DATA LISTING>
>>>

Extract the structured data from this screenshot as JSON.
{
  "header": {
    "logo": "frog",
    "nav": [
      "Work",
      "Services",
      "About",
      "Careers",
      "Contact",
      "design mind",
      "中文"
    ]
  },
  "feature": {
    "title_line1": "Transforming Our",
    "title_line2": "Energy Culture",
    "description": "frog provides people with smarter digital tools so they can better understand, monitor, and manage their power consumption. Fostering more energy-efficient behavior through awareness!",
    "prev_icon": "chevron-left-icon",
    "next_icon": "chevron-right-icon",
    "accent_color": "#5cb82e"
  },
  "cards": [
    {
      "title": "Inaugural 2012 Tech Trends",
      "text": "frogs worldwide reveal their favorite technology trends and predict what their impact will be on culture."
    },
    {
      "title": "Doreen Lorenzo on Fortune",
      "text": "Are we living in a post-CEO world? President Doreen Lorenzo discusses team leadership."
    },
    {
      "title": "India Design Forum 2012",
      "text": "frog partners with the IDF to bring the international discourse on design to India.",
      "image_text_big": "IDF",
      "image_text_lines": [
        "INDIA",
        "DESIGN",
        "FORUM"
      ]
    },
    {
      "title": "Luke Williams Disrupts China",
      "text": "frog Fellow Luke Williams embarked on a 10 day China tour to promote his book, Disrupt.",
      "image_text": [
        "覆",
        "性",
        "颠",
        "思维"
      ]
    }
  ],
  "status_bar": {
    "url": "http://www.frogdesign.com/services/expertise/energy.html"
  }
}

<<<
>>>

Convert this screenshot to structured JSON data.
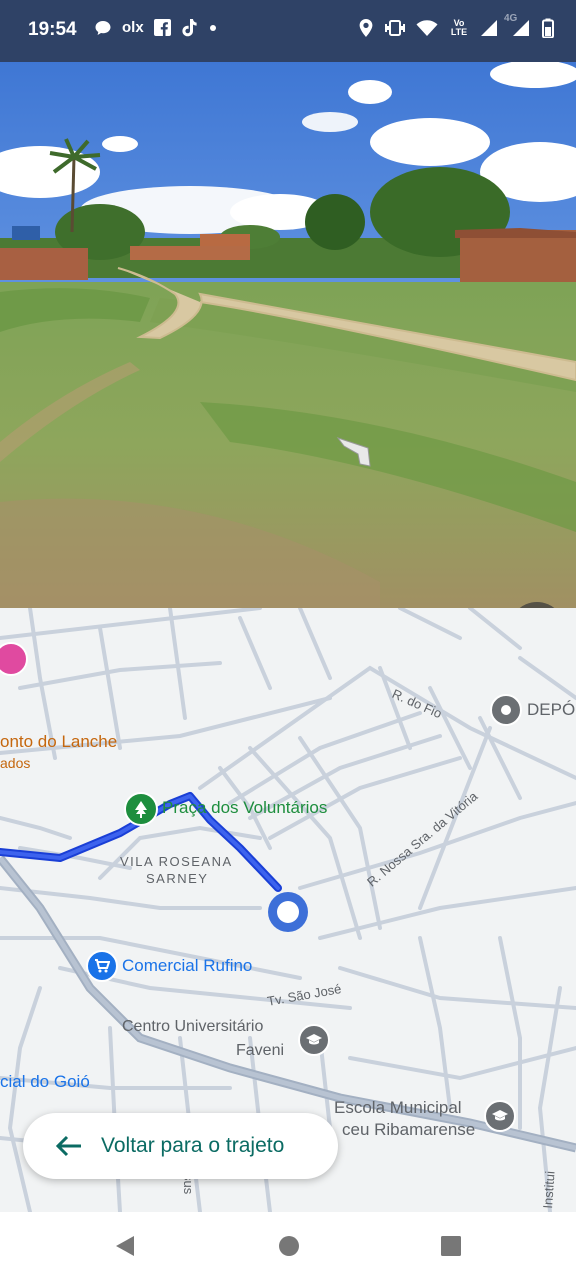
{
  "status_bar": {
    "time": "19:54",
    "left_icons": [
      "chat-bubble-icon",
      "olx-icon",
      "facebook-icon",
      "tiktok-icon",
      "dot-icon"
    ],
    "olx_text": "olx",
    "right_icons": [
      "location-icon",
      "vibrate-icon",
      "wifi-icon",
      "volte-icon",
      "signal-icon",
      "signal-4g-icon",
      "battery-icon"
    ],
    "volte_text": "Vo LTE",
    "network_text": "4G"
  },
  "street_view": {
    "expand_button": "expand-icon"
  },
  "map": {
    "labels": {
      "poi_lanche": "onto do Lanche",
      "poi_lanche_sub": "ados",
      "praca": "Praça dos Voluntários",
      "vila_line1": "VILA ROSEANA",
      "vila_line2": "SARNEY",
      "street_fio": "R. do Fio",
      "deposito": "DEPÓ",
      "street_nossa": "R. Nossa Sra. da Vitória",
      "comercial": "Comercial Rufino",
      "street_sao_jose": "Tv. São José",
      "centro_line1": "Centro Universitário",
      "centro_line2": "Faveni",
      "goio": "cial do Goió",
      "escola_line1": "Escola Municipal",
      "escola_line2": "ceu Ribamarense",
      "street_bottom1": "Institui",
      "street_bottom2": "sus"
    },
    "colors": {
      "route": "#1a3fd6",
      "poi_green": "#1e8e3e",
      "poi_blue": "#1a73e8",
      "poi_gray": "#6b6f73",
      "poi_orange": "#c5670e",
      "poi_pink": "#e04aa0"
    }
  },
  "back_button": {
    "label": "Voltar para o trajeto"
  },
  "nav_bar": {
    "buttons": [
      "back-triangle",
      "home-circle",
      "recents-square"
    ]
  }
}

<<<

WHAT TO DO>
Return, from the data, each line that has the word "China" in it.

ANSWER SECTION>
      "title": "Luke Williams Disrupts China",
      "text": "frog Fellow Luke Williams embarked on a 10 day China tour to promote his book, Disrupt.",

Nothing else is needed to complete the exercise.